··· Data for analysis

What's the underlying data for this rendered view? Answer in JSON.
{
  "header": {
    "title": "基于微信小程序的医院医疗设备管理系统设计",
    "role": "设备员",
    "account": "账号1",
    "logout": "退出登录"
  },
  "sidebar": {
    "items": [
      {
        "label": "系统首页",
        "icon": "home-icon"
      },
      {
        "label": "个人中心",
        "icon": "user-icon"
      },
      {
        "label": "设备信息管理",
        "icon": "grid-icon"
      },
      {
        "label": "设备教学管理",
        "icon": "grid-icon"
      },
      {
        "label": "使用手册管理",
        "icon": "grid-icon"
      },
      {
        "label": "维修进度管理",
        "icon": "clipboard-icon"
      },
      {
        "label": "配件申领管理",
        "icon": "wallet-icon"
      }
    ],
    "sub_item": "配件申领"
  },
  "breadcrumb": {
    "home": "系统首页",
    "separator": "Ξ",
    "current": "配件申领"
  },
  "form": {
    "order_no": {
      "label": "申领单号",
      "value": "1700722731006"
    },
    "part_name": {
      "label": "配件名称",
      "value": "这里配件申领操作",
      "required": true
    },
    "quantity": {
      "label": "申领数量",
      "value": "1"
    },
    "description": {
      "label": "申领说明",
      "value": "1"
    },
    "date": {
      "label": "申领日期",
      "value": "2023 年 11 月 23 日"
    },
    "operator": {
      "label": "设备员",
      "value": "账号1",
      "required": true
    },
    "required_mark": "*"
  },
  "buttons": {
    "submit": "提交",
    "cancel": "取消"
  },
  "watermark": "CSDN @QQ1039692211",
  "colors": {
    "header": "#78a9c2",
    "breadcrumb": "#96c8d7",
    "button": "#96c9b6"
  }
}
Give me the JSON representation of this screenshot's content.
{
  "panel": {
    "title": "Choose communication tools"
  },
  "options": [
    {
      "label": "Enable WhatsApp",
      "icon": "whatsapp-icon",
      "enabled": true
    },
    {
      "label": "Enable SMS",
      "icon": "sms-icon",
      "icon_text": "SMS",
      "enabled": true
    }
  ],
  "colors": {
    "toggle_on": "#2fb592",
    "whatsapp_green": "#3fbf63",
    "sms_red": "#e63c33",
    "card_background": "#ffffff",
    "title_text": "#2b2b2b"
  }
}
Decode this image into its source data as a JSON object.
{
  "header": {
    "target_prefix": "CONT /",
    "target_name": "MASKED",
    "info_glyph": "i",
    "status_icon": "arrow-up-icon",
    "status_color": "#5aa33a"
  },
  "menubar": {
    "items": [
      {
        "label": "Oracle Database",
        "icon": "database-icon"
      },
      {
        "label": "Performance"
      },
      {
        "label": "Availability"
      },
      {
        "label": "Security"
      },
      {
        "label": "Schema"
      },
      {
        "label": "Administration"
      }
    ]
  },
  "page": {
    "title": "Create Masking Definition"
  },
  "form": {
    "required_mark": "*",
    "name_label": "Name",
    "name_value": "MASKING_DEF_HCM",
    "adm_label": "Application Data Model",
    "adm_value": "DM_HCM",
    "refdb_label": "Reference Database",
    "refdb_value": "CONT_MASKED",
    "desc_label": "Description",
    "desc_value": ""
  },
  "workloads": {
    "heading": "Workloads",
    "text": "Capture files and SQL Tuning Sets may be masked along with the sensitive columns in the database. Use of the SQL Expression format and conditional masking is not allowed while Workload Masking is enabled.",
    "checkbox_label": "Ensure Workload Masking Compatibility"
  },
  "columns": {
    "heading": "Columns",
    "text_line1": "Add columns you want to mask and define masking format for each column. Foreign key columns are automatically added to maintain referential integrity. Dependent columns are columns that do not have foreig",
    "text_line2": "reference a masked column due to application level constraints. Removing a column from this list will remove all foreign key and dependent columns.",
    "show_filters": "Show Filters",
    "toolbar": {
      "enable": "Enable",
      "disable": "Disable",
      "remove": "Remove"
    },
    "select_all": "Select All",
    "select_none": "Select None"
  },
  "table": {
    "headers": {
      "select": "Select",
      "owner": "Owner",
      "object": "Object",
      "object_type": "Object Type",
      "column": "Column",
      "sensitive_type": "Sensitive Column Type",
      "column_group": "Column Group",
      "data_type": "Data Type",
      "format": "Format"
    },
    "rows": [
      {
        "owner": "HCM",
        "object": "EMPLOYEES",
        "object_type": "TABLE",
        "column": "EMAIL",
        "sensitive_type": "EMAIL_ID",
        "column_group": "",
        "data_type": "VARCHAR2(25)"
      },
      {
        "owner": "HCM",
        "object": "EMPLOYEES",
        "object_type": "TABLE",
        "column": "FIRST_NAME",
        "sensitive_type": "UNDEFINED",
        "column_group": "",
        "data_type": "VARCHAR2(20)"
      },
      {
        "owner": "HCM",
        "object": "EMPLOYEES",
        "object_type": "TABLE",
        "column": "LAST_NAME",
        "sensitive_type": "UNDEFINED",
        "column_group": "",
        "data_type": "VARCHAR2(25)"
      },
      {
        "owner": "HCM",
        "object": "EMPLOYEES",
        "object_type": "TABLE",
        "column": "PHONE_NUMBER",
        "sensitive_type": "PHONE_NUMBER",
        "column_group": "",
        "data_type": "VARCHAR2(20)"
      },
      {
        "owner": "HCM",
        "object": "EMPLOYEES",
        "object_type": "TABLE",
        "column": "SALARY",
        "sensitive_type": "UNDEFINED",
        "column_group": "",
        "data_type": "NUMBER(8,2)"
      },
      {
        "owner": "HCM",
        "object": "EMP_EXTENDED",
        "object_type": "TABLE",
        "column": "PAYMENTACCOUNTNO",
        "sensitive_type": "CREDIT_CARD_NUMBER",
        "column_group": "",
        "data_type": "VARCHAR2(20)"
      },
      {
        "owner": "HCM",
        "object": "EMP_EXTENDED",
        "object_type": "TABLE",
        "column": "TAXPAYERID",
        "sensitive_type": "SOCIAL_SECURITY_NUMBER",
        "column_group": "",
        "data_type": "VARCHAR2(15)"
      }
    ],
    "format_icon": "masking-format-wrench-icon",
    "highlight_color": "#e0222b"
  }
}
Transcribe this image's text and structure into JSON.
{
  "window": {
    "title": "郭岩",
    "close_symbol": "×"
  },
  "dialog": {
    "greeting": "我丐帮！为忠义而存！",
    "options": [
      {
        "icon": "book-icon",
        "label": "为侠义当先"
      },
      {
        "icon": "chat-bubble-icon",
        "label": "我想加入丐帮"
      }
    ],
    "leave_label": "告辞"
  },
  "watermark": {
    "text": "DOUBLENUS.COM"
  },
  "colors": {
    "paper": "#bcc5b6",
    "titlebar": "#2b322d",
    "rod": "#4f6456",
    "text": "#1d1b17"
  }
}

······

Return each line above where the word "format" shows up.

= Task solution =
    "text": "Capture files and SQL Tuning Sets may be masked along with the sensitive columns in the database. Use of the SQL Expression format and conditional masking is not allowed while Workload Masking is enabled.",
    "text_line1": "Add columns you want to mask and define masking format for each column. Foreign key columns are automatically added to maintain referential integrity. Dependent columns are columns that do not have foreig",
      "format": "Format"
    "format_icon": "masking-format-wrench-icon",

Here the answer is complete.